> _Task brief_
For the records below, work out the number of lines holding "USDJPY" and reply with only that.
◆ ◆ ◆ ◆ ◆
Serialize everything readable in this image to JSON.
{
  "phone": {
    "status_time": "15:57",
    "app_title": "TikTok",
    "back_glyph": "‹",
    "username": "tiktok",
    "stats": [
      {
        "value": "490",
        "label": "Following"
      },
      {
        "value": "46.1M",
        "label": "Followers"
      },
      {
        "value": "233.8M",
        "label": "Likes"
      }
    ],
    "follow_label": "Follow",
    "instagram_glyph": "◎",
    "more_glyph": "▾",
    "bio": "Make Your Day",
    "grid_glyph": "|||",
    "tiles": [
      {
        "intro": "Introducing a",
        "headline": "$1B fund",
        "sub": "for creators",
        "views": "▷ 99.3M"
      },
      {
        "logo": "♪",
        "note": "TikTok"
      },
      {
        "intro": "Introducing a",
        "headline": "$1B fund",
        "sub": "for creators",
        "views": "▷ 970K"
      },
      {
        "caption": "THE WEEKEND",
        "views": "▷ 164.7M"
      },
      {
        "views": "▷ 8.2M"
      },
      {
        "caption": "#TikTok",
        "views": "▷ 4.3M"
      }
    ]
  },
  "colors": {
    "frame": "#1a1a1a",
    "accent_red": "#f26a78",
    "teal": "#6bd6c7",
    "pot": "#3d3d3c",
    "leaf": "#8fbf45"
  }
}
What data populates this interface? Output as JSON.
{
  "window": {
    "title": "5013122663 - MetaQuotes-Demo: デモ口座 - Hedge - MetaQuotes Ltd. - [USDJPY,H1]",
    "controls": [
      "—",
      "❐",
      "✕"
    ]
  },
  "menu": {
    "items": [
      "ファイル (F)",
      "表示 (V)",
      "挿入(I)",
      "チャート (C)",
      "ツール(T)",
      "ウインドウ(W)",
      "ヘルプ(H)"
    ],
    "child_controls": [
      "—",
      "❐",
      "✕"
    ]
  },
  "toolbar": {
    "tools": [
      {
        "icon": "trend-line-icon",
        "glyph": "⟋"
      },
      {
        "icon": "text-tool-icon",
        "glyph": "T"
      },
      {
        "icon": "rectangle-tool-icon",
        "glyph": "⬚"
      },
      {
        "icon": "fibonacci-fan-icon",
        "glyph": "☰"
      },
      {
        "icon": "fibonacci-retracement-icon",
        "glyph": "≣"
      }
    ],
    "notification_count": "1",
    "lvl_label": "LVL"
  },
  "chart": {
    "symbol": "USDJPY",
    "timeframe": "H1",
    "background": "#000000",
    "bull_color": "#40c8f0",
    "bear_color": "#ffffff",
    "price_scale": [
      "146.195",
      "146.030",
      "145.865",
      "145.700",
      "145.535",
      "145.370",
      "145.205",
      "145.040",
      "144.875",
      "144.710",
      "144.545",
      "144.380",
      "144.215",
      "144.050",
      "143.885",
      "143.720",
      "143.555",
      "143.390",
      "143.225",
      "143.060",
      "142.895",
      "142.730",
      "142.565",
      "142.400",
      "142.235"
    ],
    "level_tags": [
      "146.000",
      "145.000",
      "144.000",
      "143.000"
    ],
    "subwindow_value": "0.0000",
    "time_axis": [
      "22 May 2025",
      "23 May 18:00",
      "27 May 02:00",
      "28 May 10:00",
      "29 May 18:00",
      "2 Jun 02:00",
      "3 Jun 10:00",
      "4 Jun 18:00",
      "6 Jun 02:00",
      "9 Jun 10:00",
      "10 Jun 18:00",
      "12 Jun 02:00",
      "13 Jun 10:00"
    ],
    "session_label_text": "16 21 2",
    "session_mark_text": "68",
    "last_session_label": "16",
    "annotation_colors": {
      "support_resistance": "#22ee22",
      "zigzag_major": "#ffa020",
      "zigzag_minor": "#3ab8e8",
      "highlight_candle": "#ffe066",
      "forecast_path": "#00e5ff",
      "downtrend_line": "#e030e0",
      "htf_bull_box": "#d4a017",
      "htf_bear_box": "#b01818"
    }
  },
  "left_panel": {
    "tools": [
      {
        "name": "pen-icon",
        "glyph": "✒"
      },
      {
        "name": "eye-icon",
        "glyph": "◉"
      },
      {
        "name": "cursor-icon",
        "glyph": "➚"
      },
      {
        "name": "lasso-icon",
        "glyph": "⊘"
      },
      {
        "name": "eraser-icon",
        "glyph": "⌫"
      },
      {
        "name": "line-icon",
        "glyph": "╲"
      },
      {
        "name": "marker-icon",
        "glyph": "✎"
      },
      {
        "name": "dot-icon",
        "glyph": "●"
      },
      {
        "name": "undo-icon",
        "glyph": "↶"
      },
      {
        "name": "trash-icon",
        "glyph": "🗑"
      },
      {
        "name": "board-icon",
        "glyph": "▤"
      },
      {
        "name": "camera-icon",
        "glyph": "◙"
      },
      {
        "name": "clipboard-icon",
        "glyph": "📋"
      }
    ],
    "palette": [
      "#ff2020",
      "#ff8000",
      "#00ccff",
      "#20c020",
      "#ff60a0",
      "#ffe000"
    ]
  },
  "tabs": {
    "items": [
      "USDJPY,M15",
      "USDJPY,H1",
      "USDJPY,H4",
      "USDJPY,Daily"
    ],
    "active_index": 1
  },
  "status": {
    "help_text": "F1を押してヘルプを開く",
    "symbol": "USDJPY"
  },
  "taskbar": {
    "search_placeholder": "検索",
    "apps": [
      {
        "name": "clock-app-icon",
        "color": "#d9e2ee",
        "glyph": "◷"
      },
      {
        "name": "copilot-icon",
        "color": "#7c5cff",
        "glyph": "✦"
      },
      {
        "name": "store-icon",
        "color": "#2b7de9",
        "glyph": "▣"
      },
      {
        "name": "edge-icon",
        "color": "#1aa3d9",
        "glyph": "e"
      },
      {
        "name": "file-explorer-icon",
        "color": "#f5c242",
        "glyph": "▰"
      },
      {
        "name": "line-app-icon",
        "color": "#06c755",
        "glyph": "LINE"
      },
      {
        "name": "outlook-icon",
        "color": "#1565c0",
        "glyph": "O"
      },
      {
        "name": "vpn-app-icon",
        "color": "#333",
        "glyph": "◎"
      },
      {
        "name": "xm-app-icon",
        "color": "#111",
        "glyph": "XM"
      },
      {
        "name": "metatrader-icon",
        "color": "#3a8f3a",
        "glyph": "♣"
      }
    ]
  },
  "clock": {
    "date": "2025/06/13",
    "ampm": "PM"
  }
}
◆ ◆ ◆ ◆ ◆
> _Task response_
7